You should always fully explain your points and link them directly with the readings. Mention page numbers. Follow up on statements like, "The author raised some compelling points about invisible labor," by describing at least one of those compelling points. Don't just write, "I think women are treated unfairly." Make sure to write how women are treated unfairly, what the causes of the unfair treatment are, and which readings discuss the unfair treatment.
Use the readings to support your points:
While it is fine for you to bring in your own opinions, make sure that you always work to connect your discussion with the texts. Relying on the texts, and specific examples that come out of the texts, enables you to focus your discussion and avoid statements that are too broad. Note: Using the readings is crucial because it is one very important way that you can demonstrate that you are reading the material.
Demonstrate a serious engagement with the readings and each other:
A serious engagement means that you spend time really thinking about what you want to write and how you want to respond to my questions or the blog posts of others. Always think about how to create entries/comments that can make us curious, that encourage us to ask questions, and that work to open up discussion instead of shutting it down.
Use more images:
The design for this blog is very basic so adding in images makes it a lot more fun to look at. Here is what I wrote about how to post images in my How to Blog, a primer:
a. First, find the image you want. Probably the easiest way to do this is by opening up a new tab or window, going on images.google.com, and putting in a key word to search. That's where I have found most of my images...like this one:
Because this is a basic primer, let's stick with google images. So, you have typed in "Brady Bunch" and found a great image of the family that you want to use. Click on the image. Then click on "see full size image". Drag the full-size image onto your desktop. Now you are ready to upload the image into your entry.
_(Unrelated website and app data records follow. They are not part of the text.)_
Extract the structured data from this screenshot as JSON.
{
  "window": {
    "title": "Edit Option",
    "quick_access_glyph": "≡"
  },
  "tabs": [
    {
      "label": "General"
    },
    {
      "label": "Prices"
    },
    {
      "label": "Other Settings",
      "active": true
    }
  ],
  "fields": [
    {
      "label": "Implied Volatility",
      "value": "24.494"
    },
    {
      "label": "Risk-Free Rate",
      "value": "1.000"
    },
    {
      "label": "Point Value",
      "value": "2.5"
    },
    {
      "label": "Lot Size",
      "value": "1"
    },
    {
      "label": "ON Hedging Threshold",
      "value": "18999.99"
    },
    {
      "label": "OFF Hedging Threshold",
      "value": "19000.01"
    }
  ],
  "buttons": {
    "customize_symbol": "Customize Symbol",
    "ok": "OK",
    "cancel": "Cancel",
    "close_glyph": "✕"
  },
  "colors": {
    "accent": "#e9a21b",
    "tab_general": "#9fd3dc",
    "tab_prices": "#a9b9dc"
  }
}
b. Switch back to the entry you have been working on. Put your cursor at the place in your text that you want the image to appear (like where you are discussing the Brady Bunch). Then click on the button (which is a few after the link button) that looks like an image and is called "insert image."
Click on the "upload new image" link and then browse on your desktop for the image of the Brady Bunch that you just found on google images. After you have selected the image, click on upload. Now that the new image is uploaded, you will be given a bunch of file options. It is up to you how you want the image to look, but here is what I usually do. I click on "display image in entry," "use thumbnail (with a width of 150 pixels)" and "Link image to full-size version in a popup window." In terms of alignment, pick whichever works best for you.
Finally, click on finish.
Want more advice on how to write on the blog? Check out these two entries, here and here, that I wrote about blog writing for students.